“Rhodes called attention to his last meeting with flying saucers on July 9 [sic], 1947…his negatives were later borrowed by the FBI and never returned, Rhodes said.”

This is a direct attribution with no mention of the USAF having them, but six years later in the Dedera column, Rhodes knew they had been given to the “air corps”, Hamilton Field.

Although we can correct Dedera’s narrative by the chronology of PBB’s and the FBI’s files, I am wondering about that “a week after the photos had been published”. Considering the USAF’s concern about the photos being published, I have to wonder why no one suggested to the managing editor of the Arizona Republic that he not publish the story, or if the negatives were so important, why the air force didn’t obtain them from the Arizona Republic or from Rhodes on July 8 when they had them in their possession at Williams Field, if that was the case, or at the Arizona Republic…wherever it was “officers from Williams Field” studied them.
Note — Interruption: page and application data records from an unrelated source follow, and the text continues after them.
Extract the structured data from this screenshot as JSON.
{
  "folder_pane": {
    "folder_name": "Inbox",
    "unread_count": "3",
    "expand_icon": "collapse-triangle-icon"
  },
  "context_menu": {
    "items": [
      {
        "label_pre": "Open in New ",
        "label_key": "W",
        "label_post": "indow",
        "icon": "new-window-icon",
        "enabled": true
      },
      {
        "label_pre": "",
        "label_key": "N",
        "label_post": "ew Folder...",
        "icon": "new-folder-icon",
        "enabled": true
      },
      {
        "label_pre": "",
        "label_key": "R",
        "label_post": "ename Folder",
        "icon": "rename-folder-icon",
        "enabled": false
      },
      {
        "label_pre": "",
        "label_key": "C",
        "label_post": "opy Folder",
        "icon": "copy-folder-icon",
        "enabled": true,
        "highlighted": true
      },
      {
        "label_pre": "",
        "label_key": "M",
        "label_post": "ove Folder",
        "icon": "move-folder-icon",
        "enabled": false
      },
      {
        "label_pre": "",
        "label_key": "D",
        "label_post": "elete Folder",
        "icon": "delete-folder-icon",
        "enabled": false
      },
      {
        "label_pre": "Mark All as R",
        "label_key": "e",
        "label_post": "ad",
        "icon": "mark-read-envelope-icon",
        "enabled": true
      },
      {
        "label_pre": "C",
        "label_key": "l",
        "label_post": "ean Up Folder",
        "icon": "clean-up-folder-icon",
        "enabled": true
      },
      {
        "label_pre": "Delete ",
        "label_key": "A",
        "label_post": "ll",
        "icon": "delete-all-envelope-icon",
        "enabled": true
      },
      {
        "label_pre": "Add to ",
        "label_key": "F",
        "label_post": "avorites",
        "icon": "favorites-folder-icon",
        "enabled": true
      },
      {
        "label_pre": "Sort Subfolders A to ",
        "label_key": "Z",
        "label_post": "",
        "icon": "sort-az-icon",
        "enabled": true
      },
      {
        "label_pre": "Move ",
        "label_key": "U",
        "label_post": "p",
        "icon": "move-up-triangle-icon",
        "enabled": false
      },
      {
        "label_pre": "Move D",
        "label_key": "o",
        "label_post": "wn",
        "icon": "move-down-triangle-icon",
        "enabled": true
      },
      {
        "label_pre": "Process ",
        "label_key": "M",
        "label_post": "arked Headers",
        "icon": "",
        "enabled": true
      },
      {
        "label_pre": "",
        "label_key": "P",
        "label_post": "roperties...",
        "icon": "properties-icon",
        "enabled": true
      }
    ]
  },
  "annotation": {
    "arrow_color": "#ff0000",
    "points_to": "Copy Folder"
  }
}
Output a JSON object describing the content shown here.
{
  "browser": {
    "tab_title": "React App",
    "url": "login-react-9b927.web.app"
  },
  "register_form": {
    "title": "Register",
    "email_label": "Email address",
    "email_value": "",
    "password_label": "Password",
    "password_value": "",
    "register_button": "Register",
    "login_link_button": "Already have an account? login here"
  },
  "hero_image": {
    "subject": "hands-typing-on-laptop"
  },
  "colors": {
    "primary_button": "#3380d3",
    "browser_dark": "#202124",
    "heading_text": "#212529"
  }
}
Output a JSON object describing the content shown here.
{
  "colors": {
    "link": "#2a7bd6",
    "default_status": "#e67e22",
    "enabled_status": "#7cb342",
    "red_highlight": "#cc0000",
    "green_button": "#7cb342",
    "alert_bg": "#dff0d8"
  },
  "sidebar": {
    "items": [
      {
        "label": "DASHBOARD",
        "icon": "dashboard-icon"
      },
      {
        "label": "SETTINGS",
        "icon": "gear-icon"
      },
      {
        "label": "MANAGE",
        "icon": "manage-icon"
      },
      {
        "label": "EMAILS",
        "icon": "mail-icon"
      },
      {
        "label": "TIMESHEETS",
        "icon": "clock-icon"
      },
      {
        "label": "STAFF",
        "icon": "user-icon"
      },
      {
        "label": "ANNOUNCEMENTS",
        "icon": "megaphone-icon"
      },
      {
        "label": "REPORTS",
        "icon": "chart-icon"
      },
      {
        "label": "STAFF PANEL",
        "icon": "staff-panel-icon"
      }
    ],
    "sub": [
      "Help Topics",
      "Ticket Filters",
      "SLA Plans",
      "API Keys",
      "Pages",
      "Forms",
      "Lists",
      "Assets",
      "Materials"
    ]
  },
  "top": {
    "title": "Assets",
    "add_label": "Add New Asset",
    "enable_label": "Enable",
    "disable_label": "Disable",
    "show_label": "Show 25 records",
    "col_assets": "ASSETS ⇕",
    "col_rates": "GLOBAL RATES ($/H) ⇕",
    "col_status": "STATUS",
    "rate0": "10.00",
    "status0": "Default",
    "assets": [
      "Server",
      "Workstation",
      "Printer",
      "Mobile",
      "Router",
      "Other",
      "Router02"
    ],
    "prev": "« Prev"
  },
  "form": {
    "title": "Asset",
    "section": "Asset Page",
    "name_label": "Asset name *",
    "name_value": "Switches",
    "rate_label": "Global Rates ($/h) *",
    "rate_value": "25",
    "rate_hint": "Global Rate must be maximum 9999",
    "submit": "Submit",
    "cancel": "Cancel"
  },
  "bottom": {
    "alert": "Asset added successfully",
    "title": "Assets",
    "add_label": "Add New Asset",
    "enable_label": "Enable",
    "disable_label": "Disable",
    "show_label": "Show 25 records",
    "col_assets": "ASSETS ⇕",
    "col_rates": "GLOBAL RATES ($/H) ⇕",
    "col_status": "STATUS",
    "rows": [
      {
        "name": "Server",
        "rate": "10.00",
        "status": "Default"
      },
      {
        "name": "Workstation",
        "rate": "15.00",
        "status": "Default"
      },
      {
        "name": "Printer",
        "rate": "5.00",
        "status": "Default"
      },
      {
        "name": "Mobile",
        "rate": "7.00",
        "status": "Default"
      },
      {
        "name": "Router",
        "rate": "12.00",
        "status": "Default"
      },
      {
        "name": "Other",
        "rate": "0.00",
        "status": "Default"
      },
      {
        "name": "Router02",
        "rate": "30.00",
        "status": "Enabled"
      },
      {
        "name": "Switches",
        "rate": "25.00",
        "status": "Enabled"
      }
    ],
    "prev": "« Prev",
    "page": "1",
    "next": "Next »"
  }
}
If some in the air force thought it was an oversight to be corrected, would it have taken several months for them to figure that out? And if so, does that explain why Fugate showed up at the Phoenix FBI office one day after — August 29 — Lt Col Springer had requested a joint investigation for after the Labor Day weekend — September 2?